"The council will be tasked to find that $250,000," Mayor Marv Calvin said Wednesday during an appearance at the Willmar Rotary Club.
The projects to be partially funded by the grant include a four-season, multi-use building located on the swimming beach. The structure, as written in the grant application, will serve as the park headquarters and will include concession and meeting space and will house program staff and park equipment. Summer and winter sports equipment could also be rented out from this building, including kayaks, paddleboards, skates, skis and snowshoes. In the winter the building will be used as a warming house for an outdoor skating rink and for those cross country skiing in the park. A boat house will be built to store the rental equipment.
Also in the application was an interpretive boardwalk on the eastern portion of the lake. The boardwalk would go over rehabilitated wetlands and connect to the existing trail system in the park, along with connecting to new trails included in the plan.
"We feel it is time to utilize that natural resource out there. Enjoy it more," Brisendine said, which is why the city wants to bring more amenities to the island.
The projects chosen to be represented in the grant application come from the 2015 Master Park Plan which includes $7.9 million in Robbins Island improvements. Other potential projects in the park plan are an outdoor amphitheatre and additional infrastructure improvements, including updates to the roads, which Brisendine said are essential to the park's future. A major playground is already in the works, headed by the Willmar Destination Playground Steering Committee.
"We are the regional center of west central Minnesota. You don't see parks like this," Brisendine said.
The city estimates the new four-season shelter will cost around $365,000, which includes tearing down the old bathhouse. The estimated cost of the boathouse is $219,000 and the interpretive boardwalk and trail could cost approximately $416,000.
"Robbins Island is a gem in our community," Calvin said.
The grant funds come from the state's voter approved Clean Water, Land and Legacy amendment. Established in 2008, the amendment increased the sales tax by three-eighths of 1 percent.
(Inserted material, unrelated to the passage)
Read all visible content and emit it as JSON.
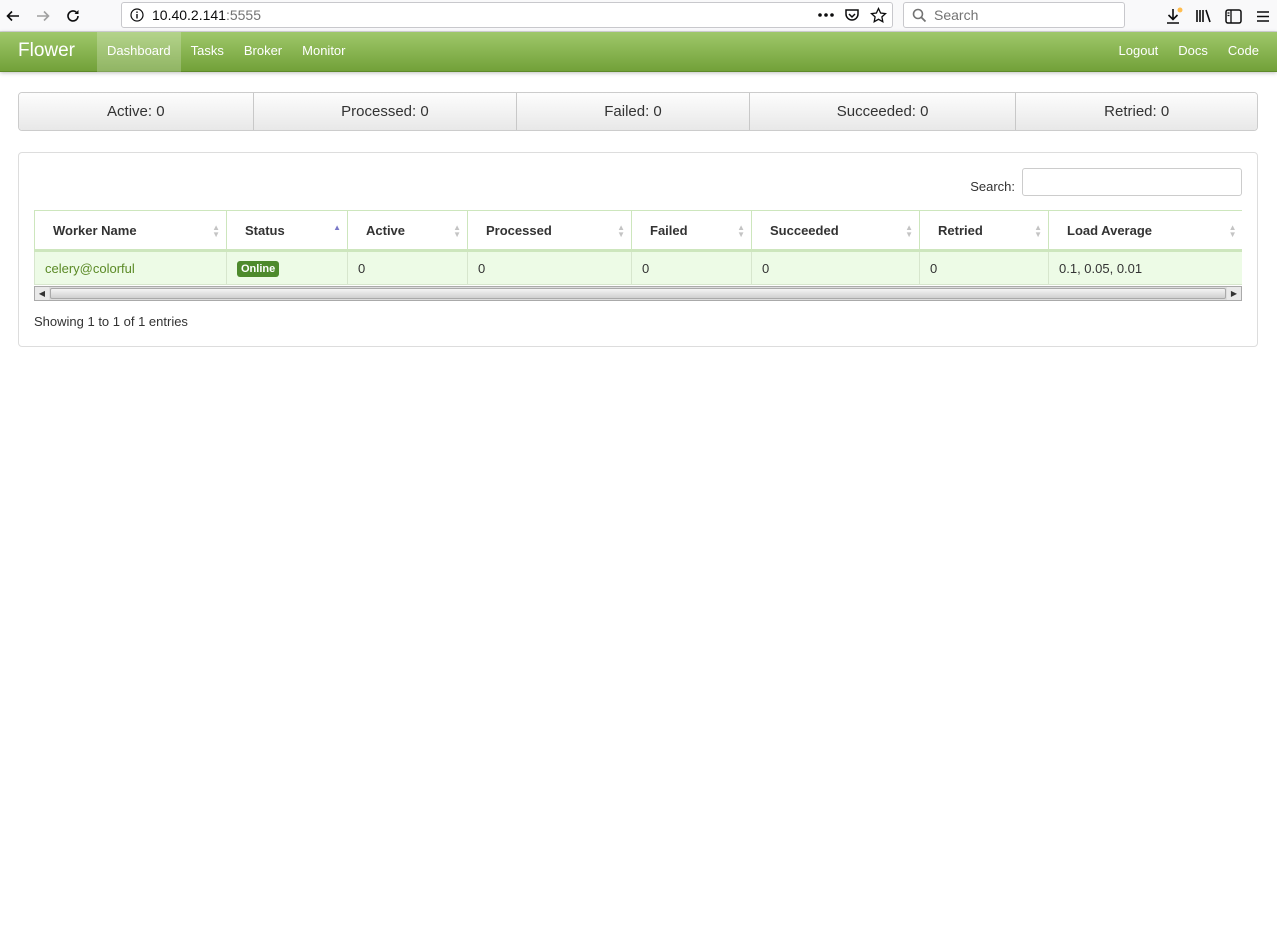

The tax, which goes through 2034, is collected for projects protecting, preserving and promoting Minnesota's water, land, arts and cultural heritage.
The Greater Minnesota Regional Parks and Trails Commission recommended approval of eight project grants worth $8,298,180 for 2018. Twenty-five applications were submitted, totaling $23,582,369.
The projects awarded legacy funding met the 25-Year Legacy Plan Strategic Directions of connecting people to the outdoors, acquire land and creating opportunities, taking care of what we have and coordinating among partners.
"It is a pretty good deal, considering the competition," Brisendine said.